Your senior dogs hold a special place in our hearts, and over the years, we’ve grown to love them almost as much as you! To ensure they are living their best lives, we want to see them a few times a year for check-ups and to check-in with you about any changes you’ve noticed with their health and behaviour. Among the many things we’ll talk about, here are five points we want to cover during these visits.
- Body and muscle condition.
These describe outwardly what your pet looks and feels like. Your dog’s body condition score assesses whether they have too little, too much or a healthy amount of body fat. Too little fat can be a sign of a nutritional deficit or an underlying medical condition that burns excessive amounts of calories (such as cancer). Too much fat indicates a nutritional excess and can cause unnecessary damage to your dog’s joints, stress their heart, and lead to diabetes.
Your dog’s muscle condition score assess their degree of muscle loss. Muscle loss can be a sign of sarcopenia (age-related loss of muscle), chronic disease such as heart disease or kidney disease, a neurologic condition, or painful osteoarthritis.
2. How to recognize pain, treat it, and make daily living more comfortable
Dogs are excellent at hiding pain, especially the chronic pain of osteoarthritis (OA) so as their caregivers, you need to be alert to their subtle cues. Pain (especially chronic) has a powerful impact on wellbeing, affecting sleep patterns, anxiety, and behaviour, sometimes even causing aggression. We’re happy to discuss supplements, pain medication, and other treatments such as chiropractic care that would help your dog.
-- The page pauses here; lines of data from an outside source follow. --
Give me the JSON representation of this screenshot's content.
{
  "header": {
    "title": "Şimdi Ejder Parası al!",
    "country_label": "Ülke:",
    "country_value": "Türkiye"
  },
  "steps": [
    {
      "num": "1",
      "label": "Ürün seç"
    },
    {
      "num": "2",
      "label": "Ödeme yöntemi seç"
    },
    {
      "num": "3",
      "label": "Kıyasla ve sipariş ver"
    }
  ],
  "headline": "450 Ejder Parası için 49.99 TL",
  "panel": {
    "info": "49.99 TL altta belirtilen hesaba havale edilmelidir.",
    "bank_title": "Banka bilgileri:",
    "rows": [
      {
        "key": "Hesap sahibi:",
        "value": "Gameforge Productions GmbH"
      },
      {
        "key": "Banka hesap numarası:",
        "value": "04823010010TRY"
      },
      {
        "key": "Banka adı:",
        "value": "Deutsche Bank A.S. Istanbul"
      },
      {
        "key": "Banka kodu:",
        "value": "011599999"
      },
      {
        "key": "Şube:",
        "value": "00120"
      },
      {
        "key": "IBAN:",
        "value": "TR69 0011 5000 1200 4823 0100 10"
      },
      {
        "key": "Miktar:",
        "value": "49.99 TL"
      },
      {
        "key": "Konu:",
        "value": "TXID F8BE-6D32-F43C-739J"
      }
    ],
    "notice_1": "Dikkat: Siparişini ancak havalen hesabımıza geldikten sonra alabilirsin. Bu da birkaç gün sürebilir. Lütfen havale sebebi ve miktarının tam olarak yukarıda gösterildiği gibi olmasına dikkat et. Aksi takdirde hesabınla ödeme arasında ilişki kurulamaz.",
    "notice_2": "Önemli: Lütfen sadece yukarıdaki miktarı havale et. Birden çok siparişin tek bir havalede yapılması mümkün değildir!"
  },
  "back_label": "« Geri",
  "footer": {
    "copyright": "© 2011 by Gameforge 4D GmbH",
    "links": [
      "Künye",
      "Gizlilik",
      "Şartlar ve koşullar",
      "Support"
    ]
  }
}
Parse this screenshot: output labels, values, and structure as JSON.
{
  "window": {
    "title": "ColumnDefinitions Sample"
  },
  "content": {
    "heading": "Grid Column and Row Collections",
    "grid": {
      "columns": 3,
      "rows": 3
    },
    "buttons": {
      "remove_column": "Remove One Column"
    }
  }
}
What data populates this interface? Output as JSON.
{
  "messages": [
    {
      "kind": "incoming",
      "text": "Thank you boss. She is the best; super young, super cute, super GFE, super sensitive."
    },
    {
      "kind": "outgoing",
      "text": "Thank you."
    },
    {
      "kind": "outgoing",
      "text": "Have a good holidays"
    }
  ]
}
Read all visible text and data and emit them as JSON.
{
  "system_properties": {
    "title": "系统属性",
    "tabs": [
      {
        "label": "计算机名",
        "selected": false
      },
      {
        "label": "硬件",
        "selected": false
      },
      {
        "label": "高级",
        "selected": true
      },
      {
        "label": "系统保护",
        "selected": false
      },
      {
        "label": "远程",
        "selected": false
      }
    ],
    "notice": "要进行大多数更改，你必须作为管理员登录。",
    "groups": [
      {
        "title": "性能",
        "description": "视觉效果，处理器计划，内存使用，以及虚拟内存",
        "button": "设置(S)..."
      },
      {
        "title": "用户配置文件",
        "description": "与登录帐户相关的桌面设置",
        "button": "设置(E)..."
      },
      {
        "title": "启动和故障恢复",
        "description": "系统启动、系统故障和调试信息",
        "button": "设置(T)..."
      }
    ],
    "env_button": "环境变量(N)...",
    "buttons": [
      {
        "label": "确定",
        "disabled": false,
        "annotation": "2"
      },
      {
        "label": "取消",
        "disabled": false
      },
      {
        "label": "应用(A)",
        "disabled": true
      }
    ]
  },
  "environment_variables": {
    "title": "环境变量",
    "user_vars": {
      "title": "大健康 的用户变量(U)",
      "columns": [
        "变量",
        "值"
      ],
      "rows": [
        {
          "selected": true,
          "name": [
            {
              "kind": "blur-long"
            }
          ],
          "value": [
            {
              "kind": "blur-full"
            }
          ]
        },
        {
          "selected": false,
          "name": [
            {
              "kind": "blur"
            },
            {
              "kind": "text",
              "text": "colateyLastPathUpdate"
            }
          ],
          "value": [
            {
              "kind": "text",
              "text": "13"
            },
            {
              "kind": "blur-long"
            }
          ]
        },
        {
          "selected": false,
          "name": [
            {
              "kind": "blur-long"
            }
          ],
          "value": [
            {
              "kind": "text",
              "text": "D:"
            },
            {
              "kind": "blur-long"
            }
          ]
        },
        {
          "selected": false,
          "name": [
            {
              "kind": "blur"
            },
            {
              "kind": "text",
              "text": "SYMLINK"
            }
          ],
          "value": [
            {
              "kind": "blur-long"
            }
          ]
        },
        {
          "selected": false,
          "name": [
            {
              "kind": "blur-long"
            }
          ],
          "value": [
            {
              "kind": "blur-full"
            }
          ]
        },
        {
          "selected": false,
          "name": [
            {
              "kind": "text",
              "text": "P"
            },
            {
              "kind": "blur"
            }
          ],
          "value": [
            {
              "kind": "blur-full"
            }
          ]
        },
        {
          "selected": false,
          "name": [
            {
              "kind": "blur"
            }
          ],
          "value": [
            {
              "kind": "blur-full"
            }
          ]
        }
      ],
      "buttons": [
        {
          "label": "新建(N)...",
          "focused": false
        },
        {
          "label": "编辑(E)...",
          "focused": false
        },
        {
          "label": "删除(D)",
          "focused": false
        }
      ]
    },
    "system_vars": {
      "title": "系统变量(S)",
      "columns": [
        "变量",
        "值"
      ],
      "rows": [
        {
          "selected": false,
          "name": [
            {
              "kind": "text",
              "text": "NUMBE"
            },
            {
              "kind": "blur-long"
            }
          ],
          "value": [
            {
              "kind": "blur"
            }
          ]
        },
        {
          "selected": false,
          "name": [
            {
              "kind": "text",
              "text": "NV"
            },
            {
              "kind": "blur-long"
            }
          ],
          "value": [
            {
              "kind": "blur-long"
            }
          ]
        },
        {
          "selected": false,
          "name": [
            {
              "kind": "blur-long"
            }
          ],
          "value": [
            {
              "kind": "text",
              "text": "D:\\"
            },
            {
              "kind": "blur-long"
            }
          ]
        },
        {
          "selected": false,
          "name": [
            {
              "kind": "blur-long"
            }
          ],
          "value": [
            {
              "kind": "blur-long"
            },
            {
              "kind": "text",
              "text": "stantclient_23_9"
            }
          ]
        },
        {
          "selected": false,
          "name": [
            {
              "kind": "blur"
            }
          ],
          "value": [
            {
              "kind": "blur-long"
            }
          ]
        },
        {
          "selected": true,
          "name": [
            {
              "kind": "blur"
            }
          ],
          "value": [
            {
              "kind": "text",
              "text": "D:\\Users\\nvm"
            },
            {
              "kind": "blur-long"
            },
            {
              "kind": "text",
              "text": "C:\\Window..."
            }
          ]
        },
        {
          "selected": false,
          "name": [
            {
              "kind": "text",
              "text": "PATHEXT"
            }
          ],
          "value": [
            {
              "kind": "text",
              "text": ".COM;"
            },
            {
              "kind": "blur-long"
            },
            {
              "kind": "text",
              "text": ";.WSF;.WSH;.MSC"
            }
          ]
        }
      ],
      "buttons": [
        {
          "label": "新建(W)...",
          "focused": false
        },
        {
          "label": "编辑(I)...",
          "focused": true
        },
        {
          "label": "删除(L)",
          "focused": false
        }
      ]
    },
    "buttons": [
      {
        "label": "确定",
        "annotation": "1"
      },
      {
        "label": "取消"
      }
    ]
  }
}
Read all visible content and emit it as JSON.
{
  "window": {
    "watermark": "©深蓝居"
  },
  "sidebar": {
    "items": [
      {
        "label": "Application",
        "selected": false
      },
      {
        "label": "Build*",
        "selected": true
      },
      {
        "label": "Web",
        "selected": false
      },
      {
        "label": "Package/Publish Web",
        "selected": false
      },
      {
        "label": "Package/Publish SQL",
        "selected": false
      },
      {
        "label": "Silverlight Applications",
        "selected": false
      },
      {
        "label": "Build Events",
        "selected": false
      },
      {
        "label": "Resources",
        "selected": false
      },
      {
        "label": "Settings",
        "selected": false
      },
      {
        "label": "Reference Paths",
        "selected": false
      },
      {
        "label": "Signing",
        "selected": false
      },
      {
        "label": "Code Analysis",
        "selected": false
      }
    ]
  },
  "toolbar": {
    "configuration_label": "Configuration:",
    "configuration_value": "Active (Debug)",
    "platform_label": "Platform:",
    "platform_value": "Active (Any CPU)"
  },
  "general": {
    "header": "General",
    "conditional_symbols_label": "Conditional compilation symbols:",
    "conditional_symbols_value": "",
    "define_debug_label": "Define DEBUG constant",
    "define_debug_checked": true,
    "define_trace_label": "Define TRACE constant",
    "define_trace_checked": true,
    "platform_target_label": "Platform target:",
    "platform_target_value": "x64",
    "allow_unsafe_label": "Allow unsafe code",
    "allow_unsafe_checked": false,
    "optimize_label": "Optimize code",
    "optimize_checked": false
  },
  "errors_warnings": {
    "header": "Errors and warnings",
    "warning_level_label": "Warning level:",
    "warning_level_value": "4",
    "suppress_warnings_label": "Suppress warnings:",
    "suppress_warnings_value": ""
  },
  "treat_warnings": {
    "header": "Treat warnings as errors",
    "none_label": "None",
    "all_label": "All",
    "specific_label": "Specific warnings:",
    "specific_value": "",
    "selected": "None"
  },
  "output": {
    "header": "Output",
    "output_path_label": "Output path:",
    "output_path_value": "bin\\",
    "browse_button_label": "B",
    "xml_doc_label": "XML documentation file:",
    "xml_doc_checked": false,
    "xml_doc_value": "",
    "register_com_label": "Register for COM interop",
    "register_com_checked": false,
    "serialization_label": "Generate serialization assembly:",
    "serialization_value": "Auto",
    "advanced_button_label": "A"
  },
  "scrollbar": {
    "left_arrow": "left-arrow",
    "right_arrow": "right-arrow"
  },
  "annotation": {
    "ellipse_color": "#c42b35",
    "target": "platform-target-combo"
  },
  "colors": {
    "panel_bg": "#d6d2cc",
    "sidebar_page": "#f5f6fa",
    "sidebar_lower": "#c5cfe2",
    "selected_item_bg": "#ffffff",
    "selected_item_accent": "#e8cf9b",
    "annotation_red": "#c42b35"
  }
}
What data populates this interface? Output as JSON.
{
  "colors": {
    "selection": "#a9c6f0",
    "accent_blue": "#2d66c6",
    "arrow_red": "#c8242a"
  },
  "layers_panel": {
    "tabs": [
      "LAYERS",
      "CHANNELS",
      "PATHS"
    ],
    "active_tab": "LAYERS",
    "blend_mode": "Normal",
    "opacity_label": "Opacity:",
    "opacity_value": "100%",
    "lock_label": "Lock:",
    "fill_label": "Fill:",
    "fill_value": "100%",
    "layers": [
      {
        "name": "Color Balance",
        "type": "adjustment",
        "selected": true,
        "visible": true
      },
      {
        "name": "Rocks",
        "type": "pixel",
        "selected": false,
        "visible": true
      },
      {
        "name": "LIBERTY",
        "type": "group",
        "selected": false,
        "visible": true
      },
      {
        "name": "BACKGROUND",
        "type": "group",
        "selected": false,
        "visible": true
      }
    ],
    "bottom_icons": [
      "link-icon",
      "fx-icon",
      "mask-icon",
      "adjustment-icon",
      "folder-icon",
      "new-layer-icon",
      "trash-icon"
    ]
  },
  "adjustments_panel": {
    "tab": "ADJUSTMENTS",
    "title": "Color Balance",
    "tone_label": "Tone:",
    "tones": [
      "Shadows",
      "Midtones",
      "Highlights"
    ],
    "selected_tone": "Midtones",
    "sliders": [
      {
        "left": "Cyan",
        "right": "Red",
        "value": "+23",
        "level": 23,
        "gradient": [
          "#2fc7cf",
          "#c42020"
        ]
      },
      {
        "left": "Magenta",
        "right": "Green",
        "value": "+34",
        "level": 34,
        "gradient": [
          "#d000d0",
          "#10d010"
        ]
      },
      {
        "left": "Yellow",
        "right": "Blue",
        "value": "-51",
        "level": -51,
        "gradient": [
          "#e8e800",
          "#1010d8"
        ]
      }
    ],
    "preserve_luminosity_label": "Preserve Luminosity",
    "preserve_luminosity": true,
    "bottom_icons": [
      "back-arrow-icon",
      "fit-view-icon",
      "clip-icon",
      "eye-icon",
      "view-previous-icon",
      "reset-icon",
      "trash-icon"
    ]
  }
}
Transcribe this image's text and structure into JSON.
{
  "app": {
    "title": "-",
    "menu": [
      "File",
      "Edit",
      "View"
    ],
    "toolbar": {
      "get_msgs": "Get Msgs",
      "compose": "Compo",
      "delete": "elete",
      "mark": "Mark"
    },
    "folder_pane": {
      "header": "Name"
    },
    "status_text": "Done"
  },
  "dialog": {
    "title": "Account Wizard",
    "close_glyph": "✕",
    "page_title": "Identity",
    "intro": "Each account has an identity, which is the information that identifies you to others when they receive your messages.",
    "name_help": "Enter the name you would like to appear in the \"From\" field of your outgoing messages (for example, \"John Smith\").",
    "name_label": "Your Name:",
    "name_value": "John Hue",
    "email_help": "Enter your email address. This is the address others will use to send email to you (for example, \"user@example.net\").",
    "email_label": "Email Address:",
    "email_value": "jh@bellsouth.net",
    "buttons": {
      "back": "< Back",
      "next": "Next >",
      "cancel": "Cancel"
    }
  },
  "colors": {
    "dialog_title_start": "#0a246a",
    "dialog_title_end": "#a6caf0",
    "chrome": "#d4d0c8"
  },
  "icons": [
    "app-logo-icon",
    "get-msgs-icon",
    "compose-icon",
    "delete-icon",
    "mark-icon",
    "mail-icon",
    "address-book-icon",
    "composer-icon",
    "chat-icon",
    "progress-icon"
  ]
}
When it comes to their home environment, senior dogs are like senior people; they will need modifications to their home to help them get around more easily. These can include thicker/softer bedding, elevated dishes, the use of mats around the house for increased traction on slippery floors, and ramps to help them get to the yard, or into the car.
- Laboratory testing
Along with twice yearly examinations, bloodwork and urinalysis can give us important clues about your dog’s health that might be not be visible from the outside.
- With a complete blood count (CBC) test, we can check a pet’s red blood cells for signs of anemia, white blood cells for deficiencies or excesses caused by disease, and platelet counts for signs of deficiencies that could lead to abnormal bleeding.
- A biochemistry profile will show signs of kidney disease or liver dysfunction as well as evidence of hormonal diseases such as diabetes and pancreatitis.
- A urinalysis is a great way to examine the urinary tract from the kidneys to the bladder looking for signs of kidney disease, infection, bladder stones and cancerous cells.
Putting all these test results together, our veterinary team can make health recommendations specifically tailored to your dog. These tests guide our dietary recommendations, the need for additional tests your pet would benefit from, and even the safety of certain medication being prescribed. Screening tests not only give us an opportunity to get a jumpstart on treatment, but if they come back negative, they can give you peace of mind.
Senior dogs often have very different nutrient requirements than their younger selves, possibly even requiring a diet that is more easily digested. Some dogs will need nutrients that provide extra joint support in their diet, including green-lipped mussel and higher levels of omega-3 fatty acids, a nutrient that also supports brain health. Many dogs will need a less calorie dense diet to maintain normal weight in their senior years as their activity levels decline. As well, certain medical conditions associated with aging require dietary restrictions of certain nutrients (I.e. protein and phosphorus restriction in dogs with kidney disease). We take all this into account and can make specific dietary recommendations for your dog at their senior wellness exam.
- Cognitive function
Just like humans, dogs can experience cognitive decline as well as cognitive dysfunction, a syndrome similar to Alzheimer’s disease. By evaluating certain behavioural changes, we can let you know if your dog would benefit from medications, supplements, or special diets created to reduce cognitive decline. We can also recommend environmental enrichments and physical activities you can do with your dog to improve their quality of life.
How wellness exams can help
In addition to helping keep your pet healthy throughout their life, regular checkups give you the opportunity to ask us about any questions or concerns you might have.
But don’t wait!
If you notice that your dog is behaving differently or just seems “off”, don’t wait for their scheduled wellness check. Get in touch with us right away. When possible, we want to catch anything that isn’t normal as early as we can.
We look forward to seeing you and your senior dog for their wellness checkup at least twice a year to help you give them their best life!